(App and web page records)
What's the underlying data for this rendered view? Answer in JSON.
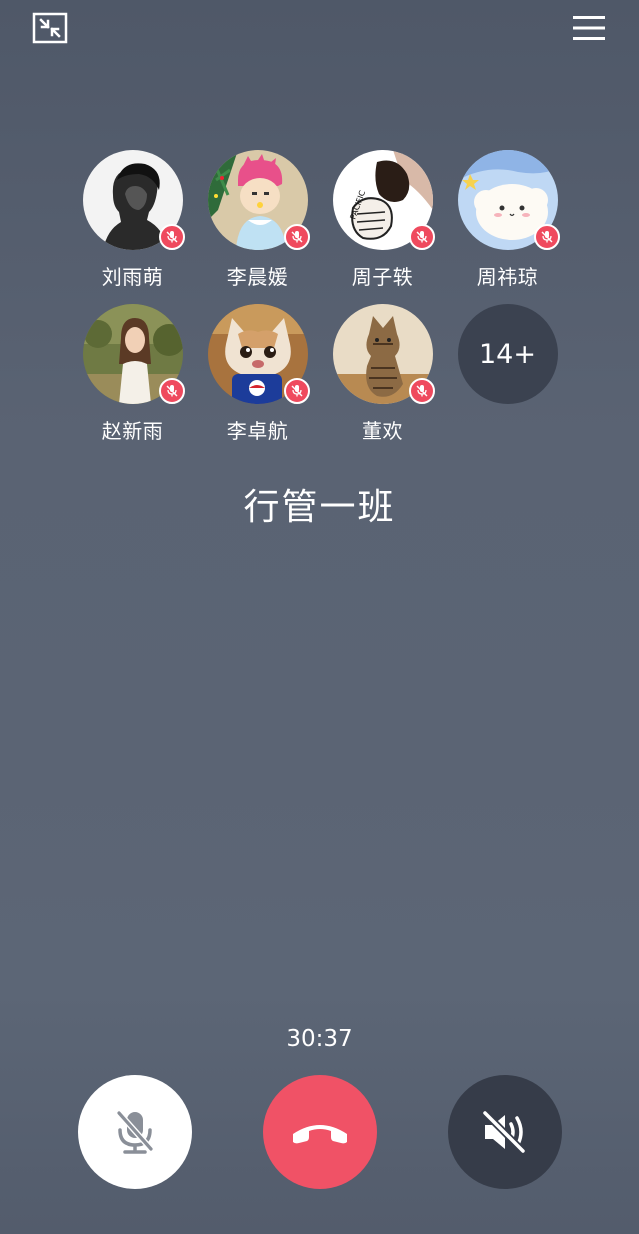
{
  "call": {
    "title": "行管一班",
    "duration": "30:37"
  },
  "participants": [
    {
      "name": "刘雨萌",
      "muted": true,
      "avatar": "man-portrait"
    },
    {
      "name": "李晨媛",
      "muted": true,
      "avatar": "anime-pink-hair"
    },
    {
      "name": "周子轶",
      "muted": true,
      "avatar": "cartoon-sketch"
    },
    {
      "name": "周祎琼",
      "muted": true,
      "avatar": "cute-cloud"
    },
    {
      "name": "赵新雨",
      "muted": true,
      "avatar": "girl-outdoor"
    },
    {
      "name": "李卓航",
      "muted": true,
      "avatar": "cat-pepsi"
    },
    {
      "name": "董欢",
      "muted": true,
      "avatar": "tabby-cat"
    }
  ],
  "more_count": "14+",
  "controls": {
    "mic": "mic-off-icon",
    "hangup": "phone-hangup-icon",
    "speaker": "speaker-off-icon"
  },
  "colors": {
    "mute_badge": "#ef4a5e",
    "hangup": "#f05266",
    "speaker_bg": "#363c49",
    "more_bg": "#3b4250"
  }
}
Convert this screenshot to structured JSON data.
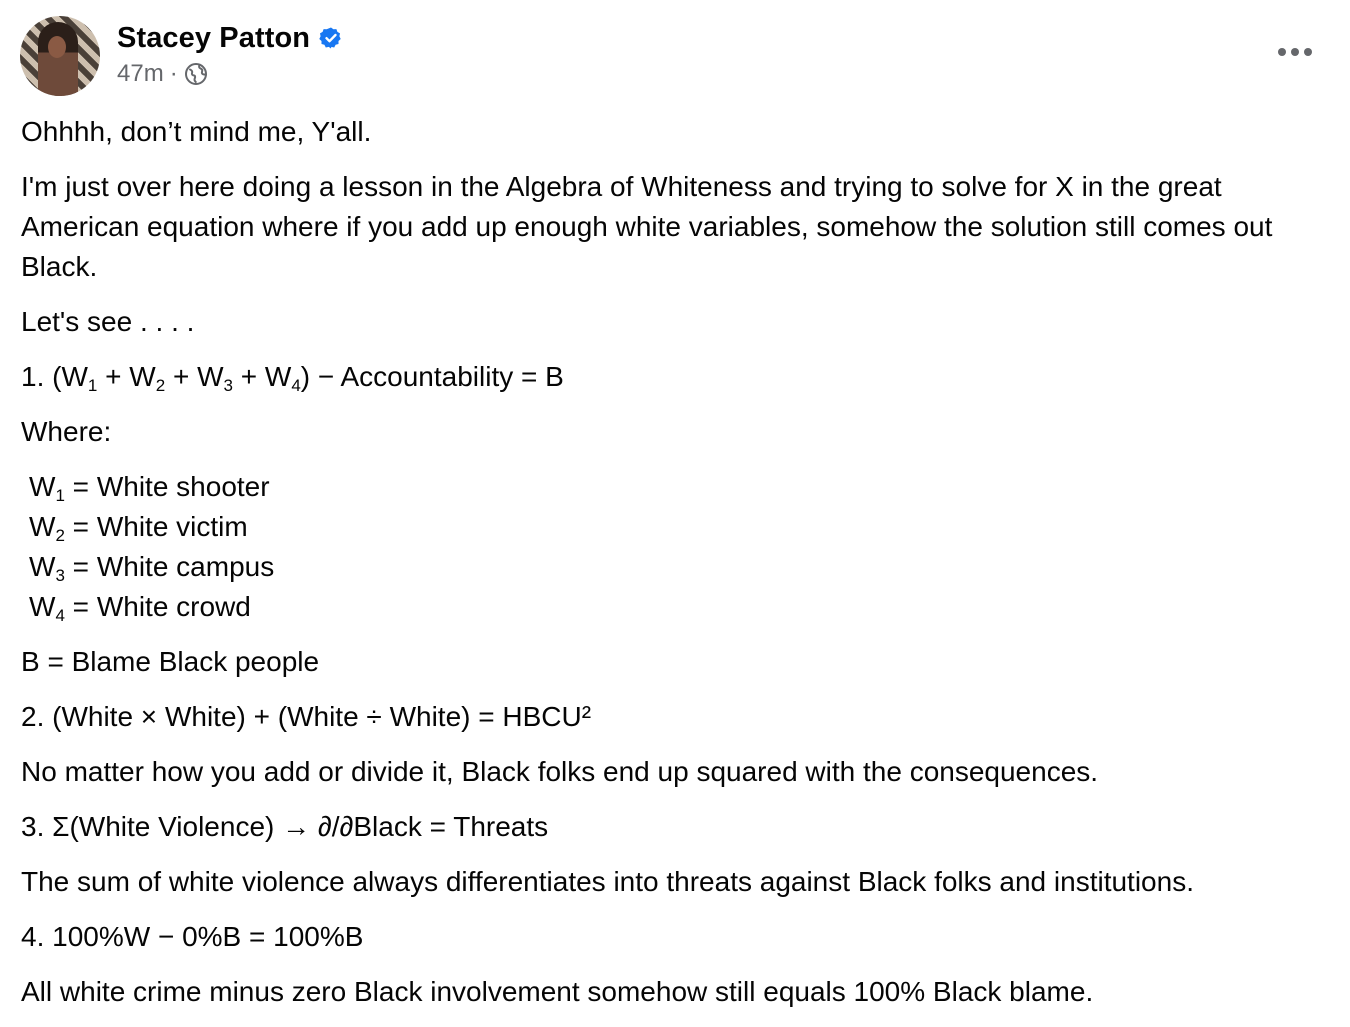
{
  "post": {
    "author": "Stacey Patton",
    "time": "47m",
    "separator": "·",
    "icons": {
      "verified": "verified-badge-icon",
      "audience": "globe-icon",
      "menu": "more-options-icon"
    },
    "colors": {
      "text": "#050505",
      "secondary": "#65676b",
      "verified_blue": "#1877f2"
    },
    "paragraphs": {
      "p1": "Ohhhh, don’t mind me, Y'all.",
      "p2": "I'm just over here doing a lesson in the Algebra of Whiteness and trying to solve for X in the great American equation where if you add up enough white variables, somehow the solution still comes out Black.",
      "p3": "Let's see . . . .",
      "eq1_pre": "1. (W",
      "eq1_plus": " + W",
      "eq1_post": ") − Accountability = B",
      "where": "Where:",
      "b_def": "B = Blame Black people",
      "eq2": "2. (White × White) + (White ÷ White) = HBCU²",
      "eq2_note": "No matter how you add or divide it, Black folks end up squared with the consequences.",
      "eq3": "3. Σ(White Violence) → ∂/∂Black = Threats",
      "eq3_note": "The sum of white violence always differentiates into threats against Black folks and institutions.",
      "eq4": "4. 100%W − 0%B = 100%B",
      "eq4_note": "All white crime minus zero Black involvement somehow still equals 100% Black blame."
    },
    "subscripts": [
      "1",
      "2",
      "3",
      "4"
    ],
    "definitions": [
      {
        "var": "W",
        "sub": "1",
        "text": " = White shooter"
      },
      {
        "var": "W",
        "sub": "2",
        "text": " = White victim"
      },
      {
        "var": "W",
        "sub": "3",
        "text": " = White campus"
      },
      {
        "var": "W",
        "sub": "4",
        "text": " = White crowd"
      }
    ]
  }
}
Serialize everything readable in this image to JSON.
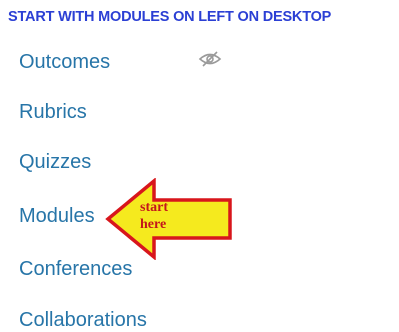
{
  "banner": {
    "text": "START WITH MODULES ON LEFT ON DESKTOP",
    "color": "#2b3fd4"
  },
  "nav": {
    "link_color": "#2775a8",
    "items": [
      {
        "label": "Outcomes",
        "hidden": true
      },
      {
        "label": "Rubrics"
      },
      {
        "label": "Quizzes"
      },
      {
        "label": "Modules"
      },
      {
        "label": "Conferences"
      },
      {
        "label": "Collaborations"
      }
    ],
    "hidden_icon": "eye-slash-icon"
  },
  "callout": {
    "line1": "start",
    "line2": "here",
    "fill_color": "#f5ea1e",
    "outline_color": "#d8161c",
    "text_color": "#c4161c"
  }
}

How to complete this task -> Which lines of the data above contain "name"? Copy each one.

Result below ->
      "name": "刘雨萌",
      "name": "李晨媛",
      "name": "周子轶",
      "name": "周祎琼",
      "name": "赵新雨",
      "name": "李卓航",
      "name": "董欢",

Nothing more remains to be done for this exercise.